Home Arts Six must-see works from Art Basel’s free public art program

Six must-see works from Art Basel’s free public art program

by godlove4241
0 comment

With its site-specific installations dotted around the city, this year’s Basel Parcours project takes visitors outside of Messeplatz to places usually (and sometimes still) inaccessible. From private gardens to libraries to works suspended from bridges and circled by traffic, this year’s program – curated by Samuel Leuenberger, founder and director of the non-profit exhibition space SALTS – opens up the geography from the city.

Parcours is free to the public, including visitors, but, perhaps more importantly, to those who live in the city year-round. “It’s also a very special time for the people of Basel because they can see places they would never see,” Leuenberger tells us as he walks us through this year’s highlights.

Melike Kara at UBS Geschäftsstelle Aeschenvorstadt david owens

Melike Kara

UBS Geschäftsstelle Aeschenvorstadt

“Kara’s work is centered on the constitution of archives of Kurdish knowledge. She collects all kinds of images: her own photographs, family photos, historical works, things she finds online. You can see some of these photos on these large canvases – on the back are abstract paintings by the artist. These are inspired by Kurdish tapestry design, but they are also contemporary explorations. Kara, whose work also pertains to architecture, has created a canopy-like structure that sits beneath the UBS lobby oculus, providing a backlight to the database of images pasted throughout the construction.

Berlinde De Bruyckere at Haus zum Raben, Picassoplatz david owens

Berlinde De Bruyckere

Haus zum Raben, Picassoplatz

“The sculpture of an Archangel by De Bruyckere, Arcangelo III (2023), stands at the end of an alley of roses in the private gardens behind the Kuntsmuseum Basel, a space normally closed to the public. A coat of stone protects the figure from the Basel sun. The artist designed this work during the Covid-19 lockdown, feeling that people were downcast and hurt. The fallen celestial figure symbolizes a certain despair.

Hank Willis Thomas at the Kunstmuseum-Kreisel david owens

Hank WillisThomas


“Thomas deals a lot with the symbolism of the raised arm – of defense, resistance, hope or success. His work often analyzes the media in the United States and how these images are misused and abused, particularly around the African-American community which faces, among other challenges, increased surveillance and police scrutiny.Here, Thomas plays with the ambiguity of this gesture and what it can mean to different people. idea is only reinforced by the artist’s use of polished aluminum – a first for him – and the mirror-like quality it gives to the work.
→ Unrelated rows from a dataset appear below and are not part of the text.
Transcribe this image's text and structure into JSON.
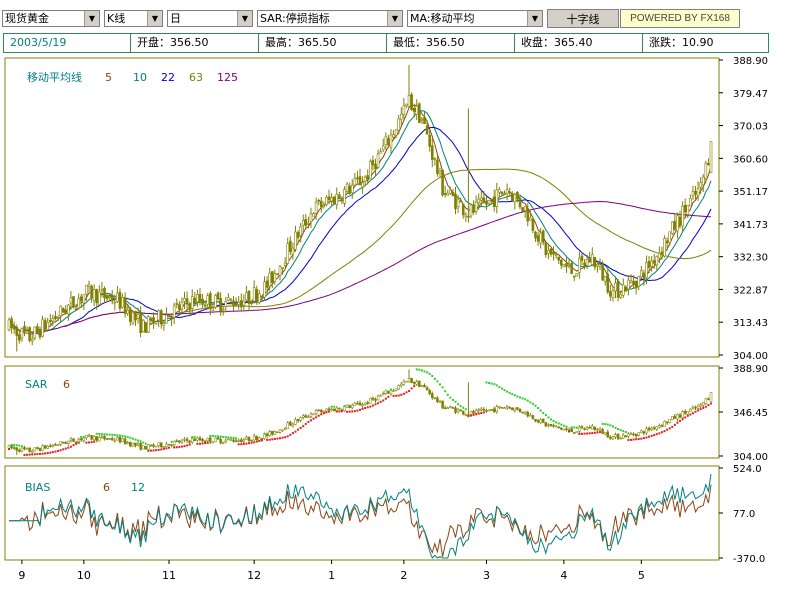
{
  "toolbar": {
    "symbol": "现货黄金",
    "chart_type": "K线",
    "period": "日",
    "indicator": "SAR:停损指标",
    "overlay": "MA:移动平均",
    "crosshair_button": "十字线",
    "powered": "POWERED BY FX168"
  },
  "info": {
    "date": "2003/5/19",
    "open": "开盘：356.50",
    "high": "最高：365.50",
    "low": "最低：356.50",
    "close": "收盘：365.40",
    "change": "涨跌：10.90"
  },
  "colors": {
    "ma5": "#8b4513",
    "ma10": "#008080",
    "ma22": "#0000cd",
    "ma63": "#808000",
    "ma125": "#800080",
    "candle": "#808000",
    "sar_up": "#33cc33",
    "sar_down": "#dd2222",
    "bias6": "#8b4513",
    "bias12": "#008080",
    "frame": "#808000",
    "axis": "#000000"
  },
  "chart_data": [
    {
      "type": "candlestick",
      "legend": {
        "title": "移动平均线",
        "periods": [
          "5",
          "10",
          "22",
          "63",
          "125"
        ]
      },
      "ylim": [
        304.0,
        388.9
      ],
      "yticks": [
        "388.90",
        "379.47",
        "370.03",
        "360.60",
        "351.17",
        "341.73",
        "332.30",
        "322.87",
        "313.43",
        "304.00"
      ],
      "xticks": [
        "9",
        "10",
        "11",
        "12",
        "1",
        "2",
        "3",
        "4",
        "5"
      ],
      "anchors": [
        [
          0,
          312
        ],
        [
          8,
          309
        ],
        [
          18,
          315
        ],
        [
          30,
          322
        ],
        [
          42,
          320
        ],
        [
          52,
          312
        ],
        [
          62,
          316
        ],
        [
          72,
          320
        ],
        [
          82,
          319
        ],
        [
          92,
          320
        ],
        [
          100,
          324
        ],
        [
          108,
          334
        ],
        [
          118,
          346
        ],
        [
          128,
          350
        ],
        [
          138,
          355
        ],
        [
          148,
          367
        ],
        [
          155,
          377
        ],
        [
          160,
          372
        ],
        [
          168,
          352
        ],
        [
          178,
          345
        ],
        [
          186,
          348
        ],
        [
          193,
          352
        ],
        [
          200,
          346
        ],
        [
          208,
          334
        ],
        [
          218,
          328
        ],
        [
          226,
          332
        ],
        [
          234,
          322
        ],
        [
          244,
          326
        ],
        [
          252,
          334
        ],
        [
          262,
          346
        ],
        [
          268,
          352
        ],
        [
          272,
          364
        ]
      ],
      "last": {
        "open": 356.5,
        "high": 365.5,
        "low": 356.5,
        "close": 365.4
      }
    },
    {
      "type": "sar",
      "legend": {
        "title": "SAR",
        "periods": [
          "6"
        ]
      },
      "yticks": [
        "388.90",
        "346.45",
        "304.00"
      ]
    },
    {
      "type": "line",
      "legend": {
        "title": "BIAS",
        "periods": [
          "6",
          "12"
        ]
      },
      "yticks": [
        "524.0",
        "77.0",
        "-370.0"
      ]
    }
  ]
}
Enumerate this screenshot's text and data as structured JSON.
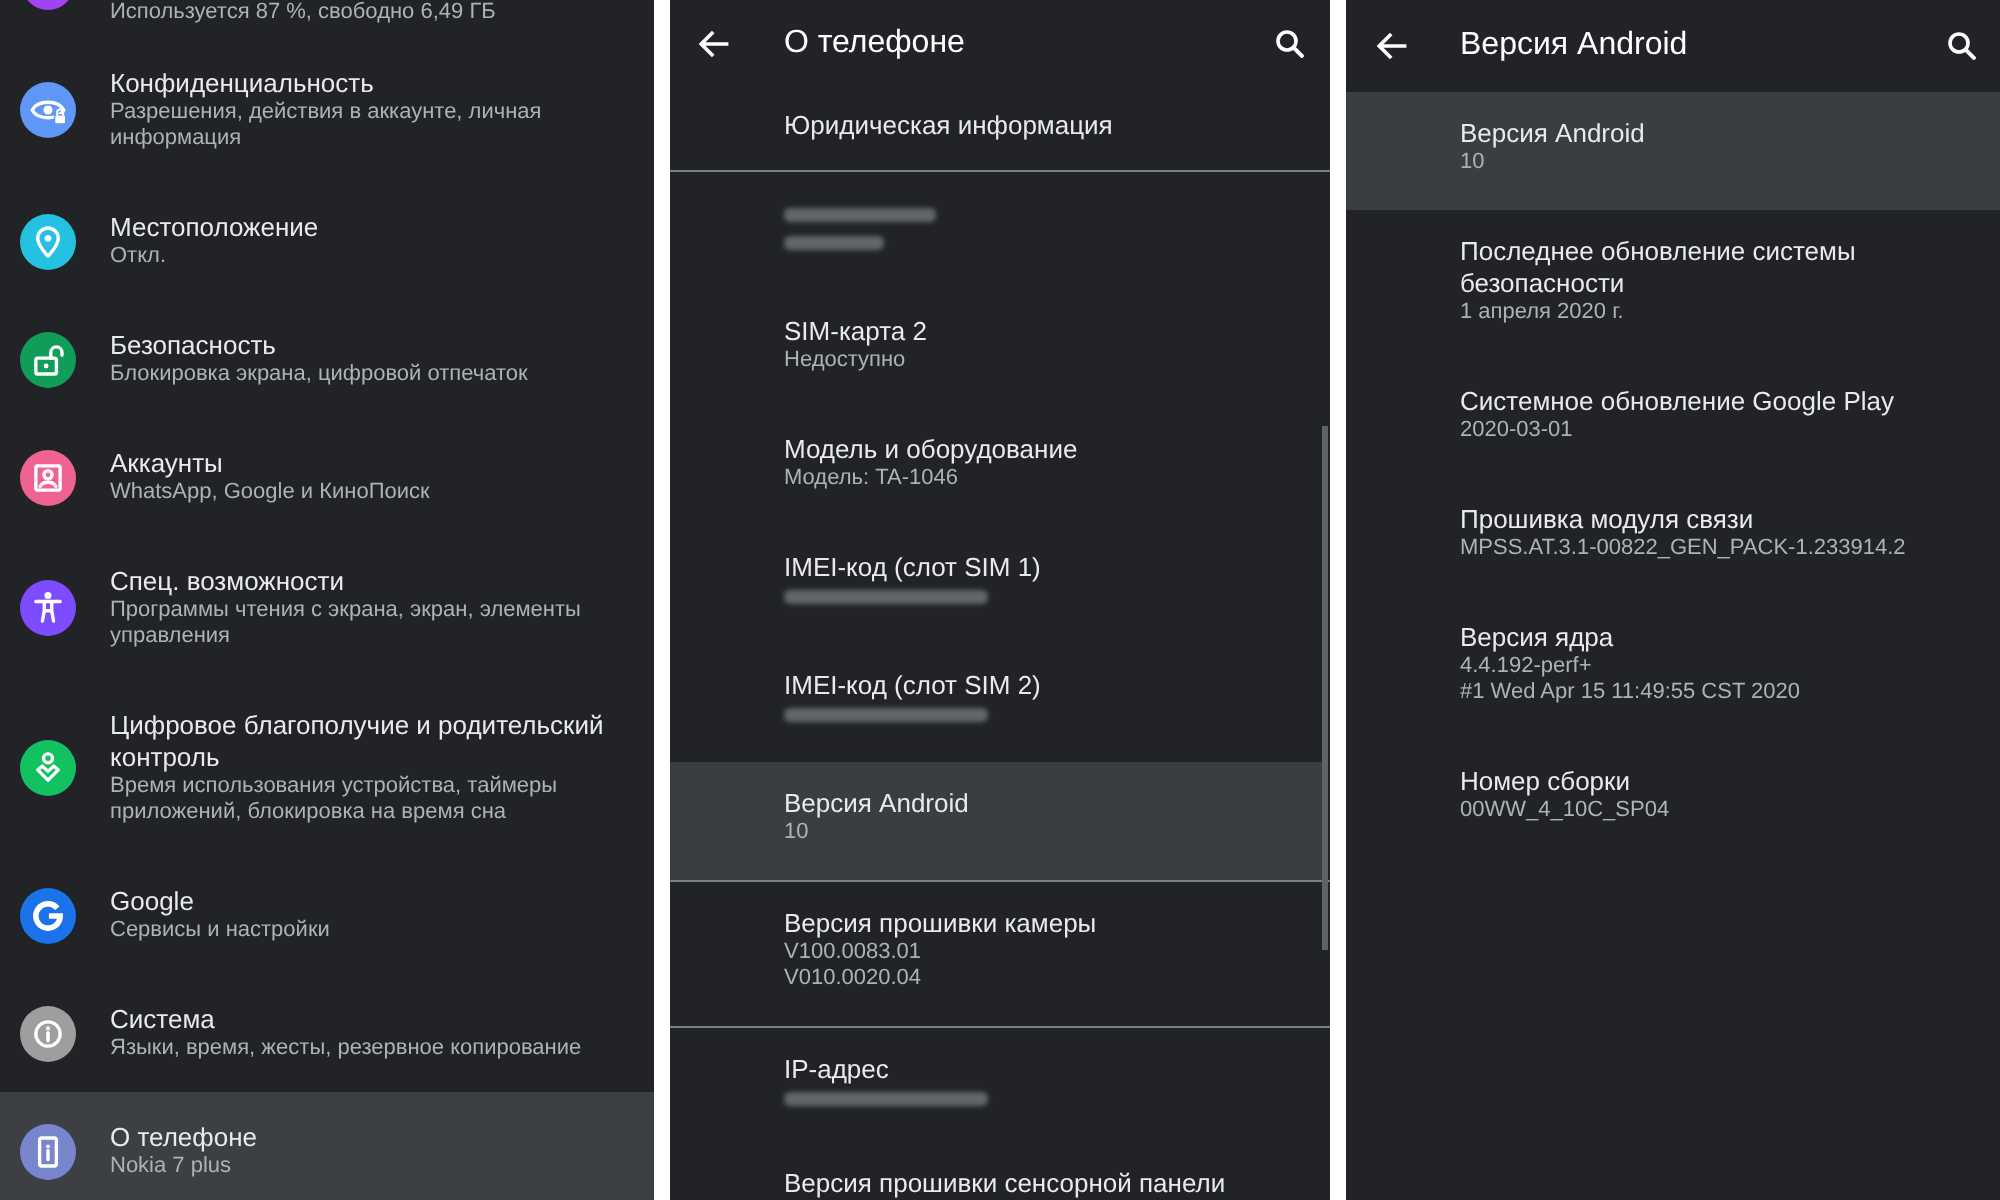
{
  "settings_list": {
    "items": [
      {
        "subtitle": "Используется 87 %, свободно 6,49 ГБ",
        "color": "#a142f4",
        "selected": false
      },
      {
        "title": "Конфиденциальность",
        "subtitle": "Разрешения, действия в аккаунте, личная информация",
        "color": "#5e97f6",
        "selected": false
      },
      {
        "title": "Местоположение",
        "subtitle": "Откл.",
        "color": "#24c1e0",
        "selected": false
      },
      {
        "title": "Безопасность",
        "subtitle": "Блокировка экрана, цифровой отпечаток",
        "color": "#0f9d58",
        "selected": false
      },
      {
        "title": "Аккаунты",
        "subtitle": "WhatsApp, Google и КиноПоиск",
        "color": "#f06292",
        "selected": false
      },
      {
        "title": "Спец. возможности",
        "subtitle": "Программы чтения с экрана, экран, элементы управления",
        "color": "#7c4dff",
        "selected": false
      },
      {
        "title": "Цифровое благополучие и родительский контроль",
        "subtitle": "Время использования устройства, таймеры приложений, блокировка на время сна",
        "color": "#12c160",
        "selected": false
      },
      {
        "title": "Google",
        "subtitle": "Сервисы и настройки",
        "color": "#1a73e8",
        "selected": false
      },
      {
        "title": "Система",
        "subtitle": "Языки, время, жесты, резервное копирование",
        "color": "#9e9e9e",
        "selected": false
      },
      {
        "title": "О телефоне",
        "subtitle": "Nokia 7 plus",
        "color": "#7986cb",
        "selected": true
      }
    ]
  },
  "about_phone": {
    "title": "О телефоне",
    "sections": [
      {
        "rows": [
          {
            "kind": "text",
            "title": "Юридическая информация",
            "selected": false
          }
        ]
      },
      {
        "rows": [
          {
            "kind": "blurred",
            "selected": false
          },
          {
            "kind": "text",
            "title": "SIM-карта 2",
            "summary": [
              "Недоступно"
            ],
            "selected": false
          },
          {
            "kind": "text",
            "title": "Модель и оборудование",
            "summary": [
              "Модель: TA-1046"
            ],
            "selected": false
          },
          {
            "kind": "blurred-value",
            "title": "IMEI-код (слот SIM 1)",
            "selected": false
          },
          {
            "kind": "blurred-value",
            "title": "IMEI-код (слот SIM 2)",
            "selected": false
          },
          {
            "kind": "text",
            "title": "Версия Android",
            "summary": [
              "10"
            ],
            "selected": true
          }
        ]
      },
      {
        "rows": [
          {
            "kind": "text",
            "title": "Версия прошивки камеры",
            "summary": [
              "V100.0083.01",
              "V010.0020.04"
            ],
            "selected": false
          }
        ]
      },
      {
        "rows": [
          {
            "kind": "blurred-value",
            "title": "IP-адрес",
            "selected": false
          },
          {
            "kind": "text",
            "title": "Версия прошивки сенсорной панели",
            "selected": false
          }
        ]
      }
    ]
  },
  "android_version": {
    "title": "Версия Android",
    "rows": [
      {
        "kind": "text",
        "title": "Версия Android",
        "summary": [
          "10"
        ],
        "selected": true
      },
      {
        "kind": "text",
        "title": "Последнее обновление системы безопасности",
        "summary": [
          "1 апреля 2020 г."
        ],
        "selected": false
      },
      {
        "kind": "text",
        "title": "Системное обновление Google Play",
        "summary": [
          "2020-03-01"
        ],
        "selected": false
      },
      {
        "kind": "text",
        "title": "Прошивка модуля связи",
        "summary": [
          "MPSS.AT.3.1-00822_GEN_PACK-1.233914.2"
        ],
        "selected": false
      },
      {
        "kind": "text",
        "title": "Версия ядра",
        "summary": [
          "4.4.192-perf+",
          "#1 Wed Apr 15 11:49:55 CST 2020"
        ],
        "selected": false
      },
      {
        "kind": "text",
        "title": "Номер сборки",
        "summary": [
          "00WW_4_10C_SP04"
        ],
        "selected": false
      }
    ]
  }
}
Thomas Houseago at Haus zum Raben, Picassoplatz David Owens

Thomas Houseago

Haus zum Raben, Picassoplatz

“Houseago’s avant-garde work joins that of De Bruyckere in being one of three works occupying the garden. It’s one of those rare and opportune moments when I was able to give space to several artists. This allowed me to get out of the “mini-solo-show” model and simulate a kind of sculpture park. The headless figure is partially dissected, opening it to the gardens.

Luís Lázaro Matos in the library of the Kunstmuseum Basel david owens

Luis Lazaro Matos

Library, Kunstmuseum Basel

“Matos was interested in the library as a place of research and fantasies. The gay cruise, for example, sometimes happens in libraries. This is brought to life by these in situ paintings of sexualized and fantasized characters: the academician with glasses, the goat as a symbol of sex – as well as the wall texts, these semi-fictional writings based on naughty SMS exchanges. There is also the humor of the work: paper-eating goats in a space strewn with books. We still have to be quiet in the library, but visually the work is very noisy.

Julian Charrière in the conference room of the Kunstmuseum Basel David Owens

Julien Charrière

Conference room, Kunstmuseum Basel

“This is only the second time this film has been screened, having made its debut in a solo exhibition at the Langen Foundation in Germany. Its inclusion in Parcours therefore gives the installation its first major international audience. This What we’re looking at is footage from a drone flying over abandoned and disused mining areas in Germany’s Rhineland-Westphalia region, so we see the slightly slowed-down footage of fireworks at night, recorded in reverse. he background is pitch black at times, but when the fireworks explode, it illuminates the ruins of the area, making visible the wreckage we’re leaving behind and the damage we’re causing to the land.

You may also like

Leave a Comment

@2022 – All Right Reserved. Designed and Developed by artworlddaily